For start-ups, innovative thinking is imperative for growth. According to Dr Anna Powers of Forbes magazine, “it shows that diversity is not just a metric to be strived for, it is actually an integral part of a successful revenue generating business.” Additionally, research from McKinsey & Company found that the most diverse companies were 35 per cent more likely to have above-average earnings in their industries.

Employees prefer a diverse workplace

Culturally, diversity is fast becoming the norm in the workplace. For many employees, particularly millennials and Gen-Z, diversity is expected. In many cases, it’s something that many prospective employees consider before taking a job offer or staying with a company. Research from Deloitte found that 72 per cent of employees would leave their company for a more diverse organisation, with 53 per cent of millennials already having done that.

Increase innovation and industry thought

Successful businesses are productive, innovative and creative – something that consistently needs fostering in the workplace. A study completed by the Victorian Equal Opportunity and Human Rights Commission, in partnership with Deloitte, found that employee innovation levels increased by 83 per cent when employees felt included in the workplace. This study supports a range of international studies that suggest diverse teams are better able to solve complex problems and exhibit a higher level of creativity and a broader thought process.

At CharterNet, we’re relationship and advisory-focused rather than transactional or compliance-driven. Ideally, we want to attract clients seeking this model. Our services are embedded with the idea of providing our clients with an individualised and holistic offering. However, in our experience, this is only possible with a diverse team – it’s through diversity that we can bring a range of skill sets to the table and look at situations from varying perspectives. This, in turn, leads to healthy debate and positive conflict, keeping the minds of our team members open.

Diversity succeeds, but only when there’s inclusivity

Leaders may face challenges when it comes to building a culture of diversity and inclusion. According to the Harvard Business Review, most global leaders understand the need for diversity and the benefits that come with it. However, where some fall short is the ‘inclusion’ part.
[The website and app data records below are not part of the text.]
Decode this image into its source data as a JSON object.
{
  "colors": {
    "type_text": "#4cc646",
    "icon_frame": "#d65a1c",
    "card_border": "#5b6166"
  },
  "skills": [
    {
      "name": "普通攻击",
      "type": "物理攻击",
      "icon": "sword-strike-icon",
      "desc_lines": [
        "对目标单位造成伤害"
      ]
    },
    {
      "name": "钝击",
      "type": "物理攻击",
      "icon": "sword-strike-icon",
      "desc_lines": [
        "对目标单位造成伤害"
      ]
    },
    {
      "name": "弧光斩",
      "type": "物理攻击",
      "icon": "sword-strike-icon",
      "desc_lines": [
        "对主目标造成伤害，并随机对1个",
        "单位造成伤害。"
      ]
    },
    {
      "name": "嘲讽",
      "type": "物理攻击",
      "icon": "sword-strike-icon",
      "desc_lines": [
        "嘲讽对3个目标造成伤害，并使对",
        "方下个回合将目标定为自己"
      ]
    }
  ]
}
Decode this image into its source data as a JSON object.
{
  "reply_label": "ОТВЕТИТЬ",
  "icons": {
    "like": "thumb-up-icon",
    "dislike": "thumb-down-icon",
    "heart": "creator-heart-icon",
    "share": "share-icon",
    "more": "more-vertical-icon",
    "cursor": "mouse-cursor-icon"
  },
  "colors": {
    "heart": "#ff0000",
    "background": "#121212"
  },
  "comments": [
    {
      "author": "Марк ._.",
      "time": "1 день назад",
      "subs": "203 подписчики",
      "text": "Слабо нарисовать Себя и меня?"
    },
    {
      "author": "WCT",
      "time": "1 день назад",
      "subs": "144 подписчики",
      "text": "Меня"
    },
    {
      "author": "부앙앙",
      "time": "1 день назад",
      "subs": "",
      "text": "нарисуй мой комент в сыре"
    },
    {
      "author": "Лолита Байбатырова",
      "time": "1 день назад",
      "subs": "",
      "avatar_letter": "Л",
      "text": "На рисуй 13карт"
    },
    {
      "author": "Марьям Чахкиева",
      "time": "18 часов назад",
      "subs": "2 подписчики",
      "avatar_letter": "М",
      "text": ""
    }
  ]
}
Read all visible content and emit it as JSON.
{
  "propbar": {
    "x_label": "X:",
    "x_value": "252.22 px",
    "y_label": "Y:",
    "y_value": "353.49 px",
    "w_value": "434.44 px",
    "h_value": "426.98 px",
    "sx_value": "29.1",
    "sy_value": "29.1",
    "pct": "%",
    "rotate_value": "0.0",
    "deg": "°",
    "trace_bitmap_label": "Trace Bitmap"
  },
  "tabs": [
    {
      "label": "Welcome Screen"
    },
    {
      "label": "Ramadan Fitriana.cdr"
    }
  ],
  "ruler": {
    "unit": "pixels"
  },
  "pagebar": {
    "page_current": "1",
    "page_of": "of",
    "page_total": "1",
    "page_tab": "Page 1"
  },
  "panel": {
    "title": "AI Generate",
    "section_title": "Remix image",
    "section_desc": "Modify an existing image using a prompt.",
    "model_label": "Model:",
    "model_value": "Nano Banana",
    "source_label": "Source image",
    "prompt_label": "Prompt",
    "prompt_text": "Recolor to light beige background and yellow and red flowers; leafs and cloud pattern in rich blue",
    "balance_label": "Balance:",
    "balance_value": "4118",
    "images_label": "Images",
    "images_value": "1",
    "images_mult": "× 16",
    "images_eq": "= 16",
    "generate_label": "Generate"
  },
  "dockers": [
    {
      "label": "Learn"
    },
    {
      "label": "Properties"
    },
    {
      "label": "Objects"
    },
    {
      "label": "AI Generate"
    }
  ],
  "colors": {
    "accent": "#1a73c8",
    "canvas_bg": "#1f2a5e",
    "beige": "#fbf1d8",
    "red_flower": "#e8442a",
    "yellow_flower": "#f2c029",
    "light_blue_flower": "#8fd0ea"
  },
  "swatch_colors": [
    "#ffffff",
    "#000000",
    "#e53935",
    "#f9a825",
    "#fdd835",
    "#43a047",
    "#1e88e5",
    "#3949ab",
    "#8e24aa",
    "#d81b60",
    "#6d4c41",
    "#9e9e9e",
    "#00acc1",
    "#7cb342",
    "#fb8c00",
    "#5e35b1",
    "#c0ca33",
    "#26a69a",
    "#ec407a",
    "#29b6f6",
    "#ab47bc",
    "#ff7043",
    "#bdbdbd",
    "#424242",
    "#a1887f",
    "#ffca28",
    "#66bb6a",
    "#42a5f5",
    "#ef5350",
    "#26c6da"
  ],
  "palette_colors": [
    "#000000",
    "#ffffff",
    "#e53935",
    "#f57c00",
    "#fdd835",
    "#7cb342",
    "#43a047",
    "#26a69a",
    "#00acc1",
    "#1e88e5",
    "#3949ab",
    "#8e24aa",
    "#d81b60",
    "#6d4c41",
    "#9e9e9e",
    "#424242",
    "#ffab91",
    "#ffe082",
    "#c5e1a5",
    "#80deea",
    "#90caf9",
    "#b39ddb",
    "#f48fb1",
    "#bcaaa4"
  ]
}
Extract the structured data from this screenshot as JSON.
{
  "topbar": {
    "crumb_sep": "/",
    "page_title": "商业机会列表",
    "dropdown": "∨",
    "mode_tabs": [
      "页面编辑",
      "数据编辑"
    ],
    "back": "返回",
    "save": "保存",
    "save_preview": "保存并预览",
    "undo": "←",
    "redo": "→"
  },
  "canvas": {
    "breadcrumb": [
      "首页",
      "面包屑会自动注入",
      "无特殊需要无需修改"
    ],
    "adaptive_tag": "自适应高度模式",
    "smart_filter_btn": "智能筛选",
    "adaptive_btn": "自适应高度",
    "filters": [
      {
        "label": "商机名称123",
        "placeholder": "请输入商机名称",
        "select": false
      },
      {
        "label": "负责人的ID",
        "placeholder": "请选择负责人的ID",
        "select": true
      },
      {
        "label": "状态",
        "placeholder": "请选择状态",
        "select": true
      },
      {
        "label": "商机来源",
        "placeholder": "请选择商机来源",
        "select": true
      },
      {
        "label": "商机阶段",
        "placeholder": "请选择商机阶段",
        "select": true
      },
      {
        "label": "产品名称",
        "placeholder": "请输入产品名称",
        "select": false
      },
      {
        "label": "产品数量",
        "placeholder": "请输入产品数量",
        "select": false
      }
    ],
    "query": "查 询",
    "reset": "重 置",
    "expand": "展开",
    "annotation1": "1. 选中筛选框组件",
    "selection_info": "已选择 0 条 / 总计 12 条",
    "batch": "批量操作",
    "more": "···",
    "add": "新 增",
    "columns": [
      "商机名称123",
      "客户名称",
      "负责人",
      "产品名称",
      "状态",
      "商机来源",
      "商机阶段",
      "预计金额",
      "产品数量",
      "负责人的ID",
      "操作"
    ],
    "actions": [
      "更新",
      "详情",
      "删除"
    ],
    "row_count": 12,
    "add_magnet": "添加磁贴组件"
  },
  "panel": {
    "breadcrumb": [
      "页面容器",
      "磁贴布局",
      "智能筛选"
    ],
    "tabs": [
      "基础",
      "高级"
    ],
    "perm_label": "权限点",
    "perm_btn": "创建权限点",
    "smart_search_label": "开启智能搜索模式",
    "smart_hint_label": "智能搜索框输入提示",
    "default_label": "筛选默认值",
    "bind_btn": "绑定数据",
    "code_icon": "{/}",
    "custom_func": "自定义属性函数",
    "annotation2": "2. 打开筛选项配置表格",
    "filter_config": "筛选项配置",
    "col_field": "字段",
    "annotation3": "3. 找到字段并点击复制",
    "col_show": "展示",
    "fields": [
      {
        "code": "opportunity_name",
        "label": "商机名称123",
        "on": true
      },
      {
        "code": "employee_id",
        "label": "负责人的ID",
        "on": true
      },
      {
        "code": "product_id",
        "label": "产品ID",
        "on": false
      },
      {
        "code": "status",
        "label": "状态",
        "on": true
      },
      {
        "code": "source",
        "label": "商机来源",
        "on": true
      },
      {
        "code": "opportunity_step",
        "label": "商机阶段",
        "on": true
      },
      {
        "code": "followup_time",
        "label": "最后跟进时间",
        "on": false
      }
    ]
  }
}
It’s all well and good hiring a team from diverse backgrounds, but it would be naive to assume that everyone will get along, feel happier, and naturally spark constructive debate. It’s critical that leaders create an environment that goes beyond acknowledging cultural differences. This environment needs to be comfortable enough where people can voice their perspectives.

A study conducted by BCG Henderson looked at the presence of factors that allow diversity and inclusion to flourish. From this study, these factors included:

  • Fair employment practices, such as equal pay;
  • Participative leadership, with different views being heard and valued;
  • A strategic emphasis on diversity led by the CEO;
  • Frequent and open communication; and
  • An open culture where new ideas are encouraged.

However, most of the companies that were included in the study missed the mark, with fewer than 40% of respondents using any of these characteristics to describe their workplace. Therefore, leadership should be approaching diversity and inclusion like any other business agenda and visibly lead it. For it to be successful, it requires accurately assessing a company’s starting point, establishing diversity-specific goals, and creating a roadmap with milestones and clear accountability.

At CharterNet diversity is intrinsic to our company – a core value of the company is Strength Through Diversity. We know that we can solve problems more effectively when we have people with different life experiences working together. Across our cohort, we speak 14 languages and stem from a range of cultural, religious and tertiary backgrounds. Diversity exists within our clients as well. Over the course of being in operation, we’ve worked with clients across 17 industries nationally and internationally.

However, even if a diverse team is in place, leaders can’t afford to be passive. Companies that take the initiative have the potential to perform better. It’s imperative that management builds the right foundation in order for diversity to flourish in the workplace.